How many times have we heard that today’s American family has no time to sit down to a meal together at night or even on weekends? There’s so much going on with everyone, and thanks to frozen foods, microwave ovens and fast-food outlets, it’s easy and convenient now for family members to eat at different times so as not to interrupt their routines.
But when families don’t get together to eat, so much is lost…so many opportunities to talk about daily events, convey information, ask questions, come up with ideas, share a laugh…just plain have fun and bond.

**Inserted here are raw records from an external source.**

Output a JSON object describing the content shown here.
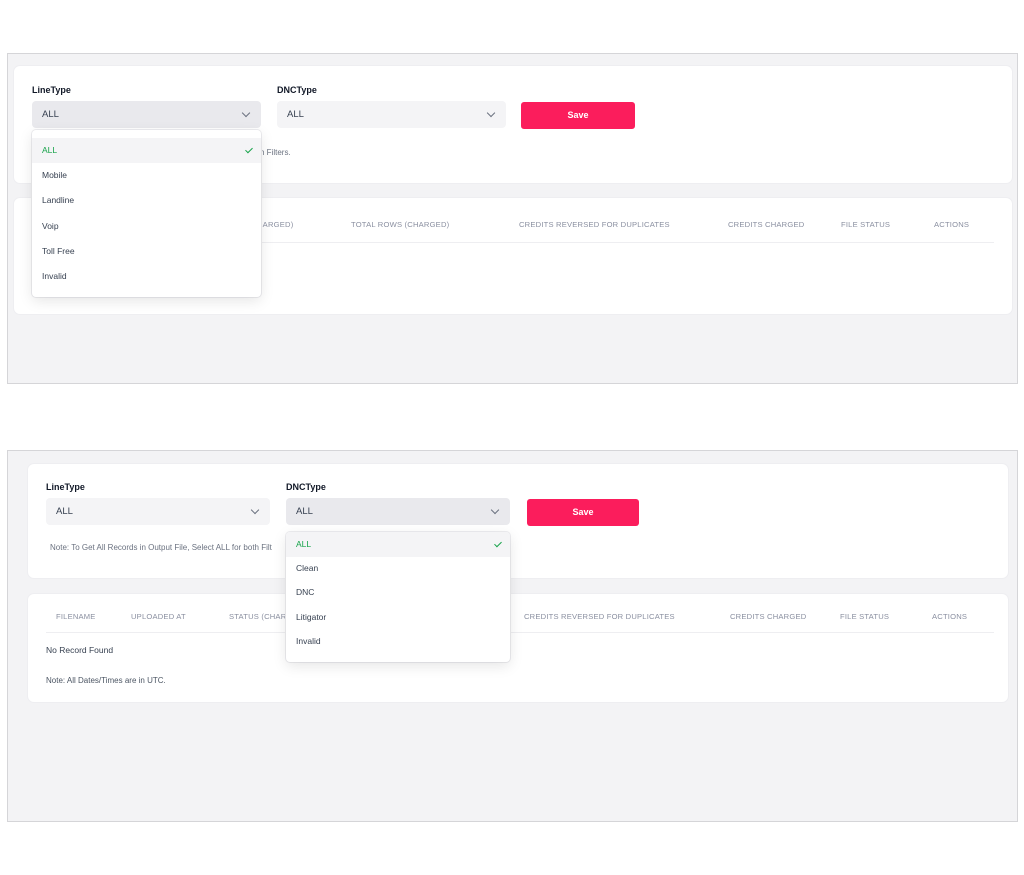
{
  "panel1": {
    "linetype_label": "LineType",
    "dnctype_label": "DNCType",
    "linetype_value": "ALL",
    "dnctype_value": "ALL",
    "save_label": "Save",
    "note_fragment": "h Filters.",
    "headers": [
      "HARGED)",
      "TOTAL ROWS (CHARGED)",
      "CREDITS REVERSED FOR DUPLICATES",
      "CREDITS CHARGED",
      "FILE STATUS",
      "ACTIONS"
    ],
    "linetype_options": [
      "ALL",
      "Mobile",
      "Landline",
      "Voip",
      "Toll Free",
      "Invalid"
    ],
    "selected_option": "ALL"
  },
  "panel2": {
    "linetype_label": "LineType",
    "dnctype_label": "DNCType",
    "linetype_value": "ALL",
    "dnctype_value": "ALL",
    "save_label": "Save",
    "note": "Note: To Get All Records in Output File, Select ALL for both Filt",
    "headers": [
      "FILENAME",
      "UPLOADED AT",
      "STATUS (CHAR",
      "CREDITS REVERSED FOR DUPLICATES",
      "CREDITS CHARGED",
      "FILE STATUS",
      "ACTIONS"
    ],
    "no_record": "No Record Found",
    "footer_note": "Note: All Dates/Times are in UTC.",
    "dnctype_options": [
      "ALL",
      "Clean",
      "DNC",
      "Litigator",
      "Invalid"
    ],
    "selected_option": "ALL"
  },
  "colors": {
    "accent": "#fb1d5c",
    "selected": "#16a34a"
  },
  "icons": {
    "dropdown": "chevron-down-icon",
    "selected": "checkmark-icon"
  }
}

Kids who eat their meals primarily out of boxes, bags and cans also tend not to develop very adventurous palates. They learn to prefer a diet that may be quick and easy, but probably doesn’t reward them with any great depth or subtlety of flavor…and is most likely loaded with sodium and other preservatives. Not the healthiest food in the world.
On the other hand, the preparation of a really fine dish, like a Julia Child recipe, creates a special occasion that is worth getting together for. Yes, it takes more time, and may not be something you can put time and effort into every day, but the reward in flavor is worth it…and once the family gets together over a meal like this, they’ll want to stay at the table a while.
At the time Mastering the Art of French Cooking, Volume 1 was published, Julia herself sometimes worried about whether it would appeal enough to Americans to become a success. In the early ’60s, American supermarkets were already stocked with a huge variety of frozen, powdered and packaged “instant foods,” and fast-food restaurants were gaining in popularity. Quick-and-easy seemed to be the wave of the future, with little interest on the part of the average home cook in learning the intricacies of great French cooking.
Maybe Julia got a little lucky in her timing. By the time her cookbook was finally published, John F. Kennedy was in the White House. Jacqueline Kennedy loved French food, and eventually lured French chef Rene Verdon away from New York’s Carlyle Hotel to head the White House kitchens. Many American women, fascinated by the young and sophisticated new First Lady, wanted to copy everything about her: her designer clothes, her manners, even her taste in cuisine and entertaining. If they wanted to serve (and enjoy) the same kind of food served at state dinners in Washington, the way to do it was to learn to cook authentic French meals. A perfect moment for Julia and her cookbook, and her TV show The French Chef, to come to the rescue!
But have we lost that enthusiasm for tackling complicated cooking in the microwave era? Michael Pollan, a journalism professor and author of the book In Defense of Food: An Eater’s Manifesto, thinks so. In a recent article in the New York Times Magazine, he says that food channels on cable TV have only made things worse: we may actually be fascinated by the idea of great cuisine, but we’d rather watch someone else prepare it on Iron Chef or Chopped or some other show than make it ourselves.
Maybe so, but guess which book is atop the bestseller list at Amazon.com this week? Mastering the Art of French Cooking, Volume 1. Are people just whipped up right now into a Julie & Julia movie-inspired frenzy? Or are they buying it just to buy it…only to discover later that while the spirit to try making these dishes themselves is willing, the flesh is weak?
Obviously, we like seeing people in our restaurant who want to enjoy these wonderful dishes but may not feel willing or able to prepare them on their own. But we also like to think we serve as an inspiration, and that the more you taste of this kind of food, the more you’ll want to taste. We hope that leads you back to the Bistro…but if it gives you the motivation to try setting a day and time aside for a special, home-cooked family meal, that’s great. If reading about these dishes and watching other people make them on TV is fun, imagine the satisfaction in knowing you can make one yourself.
In need of some inspiration? Come by tonight for our Julia dish, Coquilles St. Jacques. It should provide you with quite a bit.